At the same time, I do feel pretty good for just putting my body through the 16 circles of hell. It has me asking those "what if" questions, and I'm already formulating a plan for "next time:"
1. Race more competitively. Now that I know I can ride it out, I feel like it wouldn't take an unreasonable amount of effort to ride faster.
2. Take less chatty breaks. This goes with being more competitive. On Saturday and Sunday, I wasted a lot of time stopped at my camp, nibbling on sandwiches and chatting with Geoff. This added to the enjoyment of the race for sure, but did nothing for recovery and generally slowed down my progress.
3. Experiment with liquid nutrition. Peanut Butter Sandwiches, while delicious, just don't ride well over the long haul, I've learned. I probably don't need to elaborate.
4. Start keeping closer track of my progress. If I had decided to make a push beginning at 5 a.m. rather than 9 a.m., I could have easily completed 17 laps instead of 16. As it was, I came up only 10 minutes short.
I already feel excited.

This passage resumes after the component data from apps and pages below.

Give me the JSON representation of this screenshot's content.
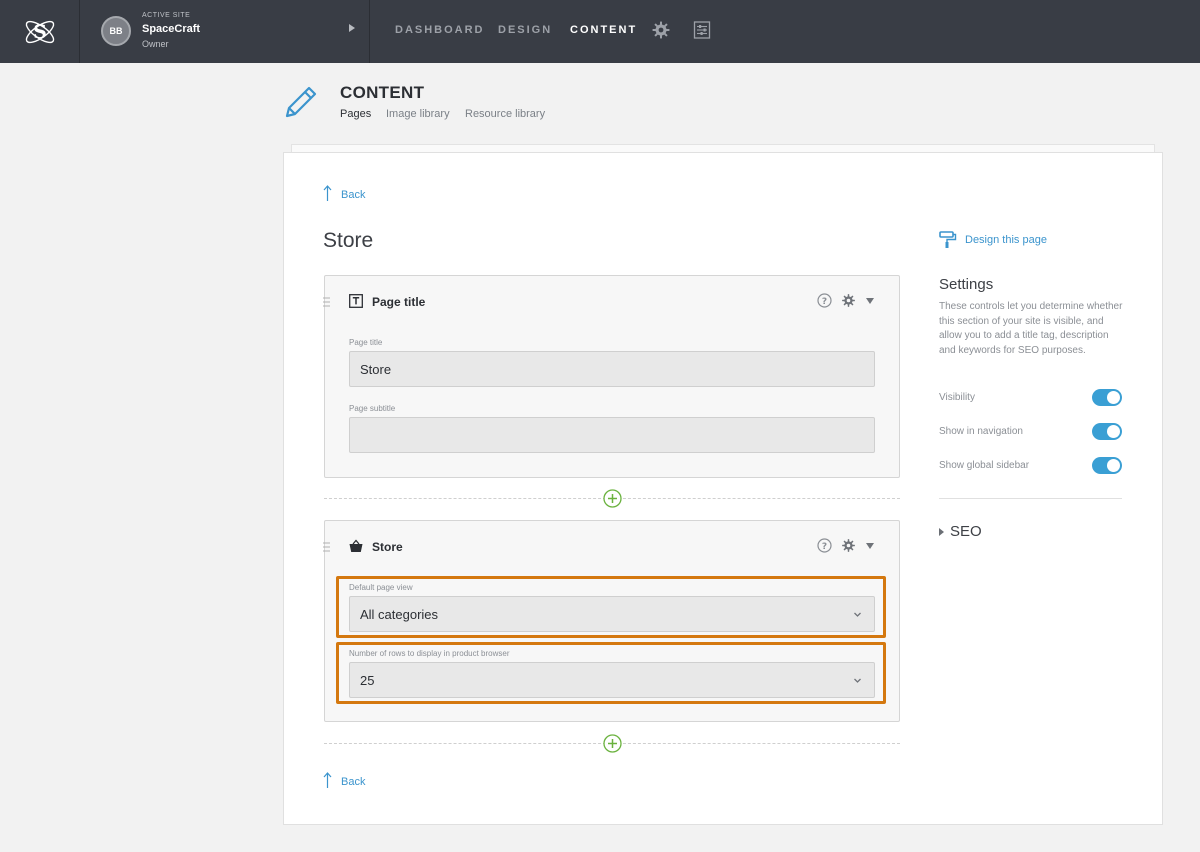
{
  "topbar": {
    "logo_letter": "S",
    "avatar_initials": "BB",
    "active_site_label": "ACTIVE SITE",
    "site_name": "SpaceCraft",
    "role": "Owner",
    "nav": [
      {
        "label": "DASHBOARD",
        "active": false
      },
      {
        "label": "DESIGN",
        "active": false
      },
      {
        "label": "CONTENT",
        "active": true
      }
    ],
    "icons": [
      "gear-icon",
      "sliders-icon"
    ]
  },
  "header": {
    "title": "CONTENT",
    "tabs": [
      {
        "label": "Pages",
        "active": true
      },
      {
        "label": "Image library",
        "active": false
      },
      {
        "label": "Resource library",
        "active": false
      }
    ]
  },
  "main": {
    "back_label": "Back",
    "page_heading": "Store",
    "blocks": [
      {
        "title": "Page title",
        "icon": "text-t-icon",
        "fields": [
          {
            "label": "Page title",
            "value": "Store"
          },
          {
            "label": "Page subtitle",
            "value": ""
          }
        ]
      },
      {
        "title": "Store",
        "icon": "shopping-basket-icon",
        "fields": [
          {
            "label": "Default page view",
            "value": "All categories"
          },
          {
            "label": "Number of rows to display in product browser",
            "value": "25"
          }
        ]
      }
    ],
    "highlight_color": "#d4780f"
  },
  "sidebar": {
    "design_link": "Design this page",
    "settings_title": "Settings",
    "settings_desc": "These controls let you determine whether this section of your site is visible, and allow you to add a title tag, description and keywords for SEO purposes.",
    "toggles": [
      {
        "label": "Visibility",
        "on": true
      },
      {
        "label": "Show in navigation",
        "on": true
      },
      {
        "label": "Show global sidebar",
        "on": true
      }
    ],
    "seo_label": "SEO"
  },
  "colors": {
    "topbar": "#393d45",
    "accent": "#3b94cd",
    "toggle_on": "#3a9fd4",
    "add_green": "#6ab23e"
  }
}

It's amazing how quickly we forget the pain in the aftermath of one fleeting moment of triumph ... how I wasn't able to eat - and hardly drink - for the last 40 miles of the race as I struggled with sensations that my body was about to turn inside out ... how my forearms vibrated with intense pain as I flew over roots and rocks, unwilling to slow down and waste perfectly good gravity ... how after 18 hours in the same pair of sweaty shorts, I ended up with the equivalent of a diaper rash ... but that didn't matter anyway because I already had a saddle sore on the verge of bleeding.
And yet, every time I rolled through that checkpoint, I'd get this self-fulfilling surge of energy -adrenaline and dopamine, a dangerous cocktail that turns even the most unlikely candidates into endurance junkies. It reminds me of a quote I heard by Alaska endurance racer Bill Merchant that applies to his epic Iditarod Invitational race, but works well in this context, too:
"We go into the Alaska backcountry to see if we have any cracks in ourselves. We go back a year later to see if we've done anything about them."